Download Sedimentary Rocks

Survey
yes no Was this document useful for you?
   Thank you for your participation!

* Your assessment is very important for improving the work of artificial intelligence, which forms the content of this project

Document related concepts

Sedimentary rock wikipedia, lookup

Igneous rock wikipedia, lookup

Mudrock wikipedia, lookup

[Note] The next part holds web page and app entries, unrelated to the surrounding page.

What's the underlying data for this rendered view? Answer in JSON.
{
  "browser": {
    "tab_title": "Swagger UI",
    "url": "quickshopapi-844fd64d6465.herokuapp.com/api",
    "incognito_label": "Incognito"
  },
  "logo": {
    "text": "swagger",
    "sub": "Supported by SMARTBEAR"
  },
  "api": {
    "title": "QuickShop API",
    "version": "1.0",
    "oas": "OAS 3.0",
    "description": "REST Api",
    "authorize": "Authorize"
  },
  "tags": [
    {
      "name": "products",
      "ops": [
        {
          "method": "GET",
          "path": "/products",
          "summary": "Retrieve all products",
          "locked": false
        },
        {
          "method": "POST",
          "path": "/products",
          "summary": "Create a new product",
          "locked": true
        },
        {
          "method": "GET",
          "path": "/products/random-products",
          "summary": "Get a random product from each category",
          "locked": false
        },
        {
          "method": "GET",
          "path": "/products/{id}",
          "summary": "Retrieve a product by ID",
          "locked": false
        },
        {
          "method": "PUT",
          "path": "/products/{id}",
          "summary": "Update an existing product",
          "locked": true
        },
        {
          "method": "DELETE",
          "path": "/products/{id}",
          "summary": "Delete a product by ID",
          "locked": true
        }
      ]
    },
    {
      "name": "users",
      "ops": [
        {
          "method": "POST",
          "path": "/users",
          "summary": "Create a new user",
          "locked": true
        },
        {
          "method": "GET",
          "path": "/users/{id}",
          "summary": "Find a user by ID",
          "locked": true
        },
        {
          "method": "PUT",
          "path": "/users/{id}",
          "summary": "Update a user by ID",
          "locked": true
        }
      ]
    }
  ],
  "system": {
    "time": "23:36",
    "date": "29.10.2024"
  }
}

Transcript
S
E
D
I
M
E
N
T
A
R
Y
R
O
C
K
From Sediment to Rock
Sedimentary rock forms from particles
deposited by water, wind, and ice.
Sediment is small, solid pieces of material
that comes from rocks or living things.
Water, wind, and ice can carry sediment
and deposit it in layers.
• But what turns these sediments into solid
rock? Let’s see……
What turns sediments into solid rock?
• Step 1 - Erosion
• Step 2 - Deposition
• Step 3 - Compaction
• Step 4 - Cementation
Erosion
• Step 1 - Erosion
Erosion occurs when running water or wind
loosen and carry away the fragments of
rock.
What turns sediments into solid rock?
• Step 2 - Deposition
• Eventually, the moving water or wind slows and deposits
the sediment.
Deposition is the process by which sediment settles out
of the water or wind carrying it.
What turns sediments into solid rock?
• Step 3 - Compaction
• Gradually, over millions of years, thick layers of sediment
build up. These layers are heavy and press down on the
layers beneath them.
Compaction is the process that presses sediments
together.
What turns sediments into solid rock?
• Step 4 - Cementation
Cementation is the process in which
dissolved minerals crystallize and glue
particles of sediment together.
• It often takes millions of years for
compaction and cementation to transform
loose sediments into solid sedimentary
rock.
What turns sediments into solid rock?
Types of Sedimentary Rock
There are three major groups
of sedimentary rocks:
1. Clastic rocks - rock fragments are
squeezed together.
Clastic – made of fragments of rock
cemented together with calcite or quartz
Breccia is a term most often
used for clastic sedimentary
rocks that are composed of
large angular fragments
(over two millimeters in
diameter).
The spaces between the
large angular fragments can
be filled with a matrix of
smaller particles or a mineral
cement that binds the rock
together.
Types of Sedimentary Rock
There are three major groups
of sedimentary rocks:
2. Organic rocks - remains of plants and
animals are deposited in thick layers.
• As layer upon layer of plant remains
build up, the weight of the layers
squeezes the decaying plants.
• Over millions of years, they slowly
change into coal.
Organic sedimentary – remains of plants and
animals
Coal is an organic
sedimentary rock that
forms from the
accumulation and
preservation of plant
materials, usually in a
swamp environment.
Coal is a combustible rock
and along with oil and
natural gas it is one of the
three most important
fossil fuels.
Types of Sedimentary Rock
There are three major groups
of sedimentary rocks:
3. Chemical rocks - when minerals that are
dissolved in a solution crystallize.
Chemical sedimentary – minerals crystallize
out of solution to become rock
Limestone is a sedimentary rock
composed primarily of calcium
carbonate (CaCO3) in the form of
the mineral calcite. It most
commonly forms in clear, warm,
shallow marine waters.
It is usually an organic
sedimentary rock that forms
from the accumulation of shell,
coral, algal and fecal debris.
Uses of Sedimentary Rocks
• You may be surprised to learn that the White House in
Washington, D.C., is built of sandstone.
• Limestone also has many industrial uses.
• Limestone is also used in making cement.